“I would have loved to be in Canada over [the McGill conference], but even over Zoom, they did a very good job.“ said Jeremy Little ‘23, club treasurer. 

Our club received funding from the newly established Center for Global Engagement to be able to attend the conference. The Center for Global Engagement is an office on campus that focuses on developing global connections and establishing international networking opportunities for students. 

“The Center for Global Engagement sponsored the Model UN club virtual participation in the McGill conference as it fit perfectly within the “student experience” category of the Center’s Internationalization Grant,” said Jeffery Ayres, director of the Center for Global Engagement, in an email. 

Ayres said that the Center provides opportunities and support for Saint Michael’s students to gain invaluable global experiences.

“I think moving forward, the CGE is going to be a good resource for a lot of clubs on campus trying to get involved in international traveling and international programming,” said Joshua Marshall ‘23, club vice president. 

For the Model U.N. club, the conference was an experience that could lead to some changes and big opportunities. 

“The big takeaway for our delegation is more so just that sort of structure, now we know what to do, so we can really get people on that track while still letting members have a good time because I think that’s ultimately the purpose of the club on campus to get people interested,” Marshall said.

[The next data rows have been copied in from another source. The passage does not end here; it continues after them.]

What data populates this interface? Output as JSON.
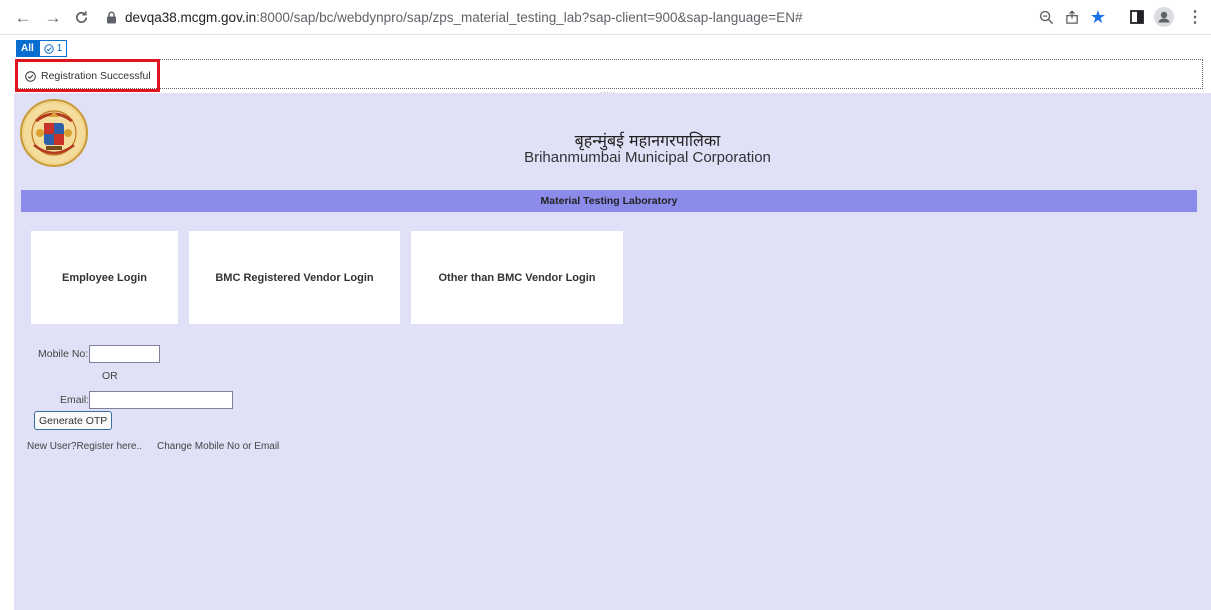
{
  "browser": {
    "url_host": "devqa38.mcgm.gov.in",
    "url_rest": ":8000/sap/bc/webdynpro/sap/zps_material_testing_lab?sap-client=900&sap-language=EN#"
  },
  "messages": {
    "tab_all": "All",
    "tab_success_count": "1",
    "message": "Registration Successful",
    "grip": "....."
  },
  "header": {
    "title_hindi": "बृहन्मुंबई महानगरपालिका",
    "title_english": "Brihanmumbai Municipal Corporation"
  },
  "band_title": "Material Testing Laboratory",
  "tiles": [
    {
      "label": "Employee Login"
    },
    {
      "label": "BMC Registered Vendor Login"
    },
    {
      "label": "Other than BMC Vendor Login"
    }
  ],
  "form": {
    "mobile_label": "Mobile No:",
    "mobile_value": "",
    "or_text": "OR",
    "email_label": "Email:",
    "email_value": "",
    "generate_otp": "Generate OTP"
  },
  "links": {
    "register": "New User?Register here..",
    "change": "Change Mobile No or Email"
  },
  "colors": {
    "app_background": "#e0e0f7",
    "band": "#8b8cea",
    "highlight": "#e0141e",
    "sap_blue": "#0a6ed1"
  }
}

Attending an international conference can provide a great opportunity for socializing and forming connections. “I met a lot of people at this conference that have a lot of experience with Model UN and going to conferences and I actually got some of their contact info,” Little said.  “We’re definitely glad to make those connections and to really use those connections to improve our club on campus, as well to kind of see what they have to plan and what they have to contribute.” 

The club has experienced membership growth over the past few years, from two members in 2019 to 27 members this year. Next year, we plan to attend two conferences, one being our return to this McGill University conference. 

For me, attending the conference was an eye-opening experience. I was thrown into a completely new situation and had to learn to adapt quickly to the procedures and rules of how the conference is run. From this opportunity, I have a better understanding of international diplomacy and awareness of global issues, as well as self-confidence that I can contribute to something big and make a change. If I can write a 17 page paper with 30 other students I just met and find the courage to talk in front of a group of over 50 strangers, I can do anything I put my mind to. In the future, I hope I get the opportunity once more to return to a conference, even if it is on Zoom again.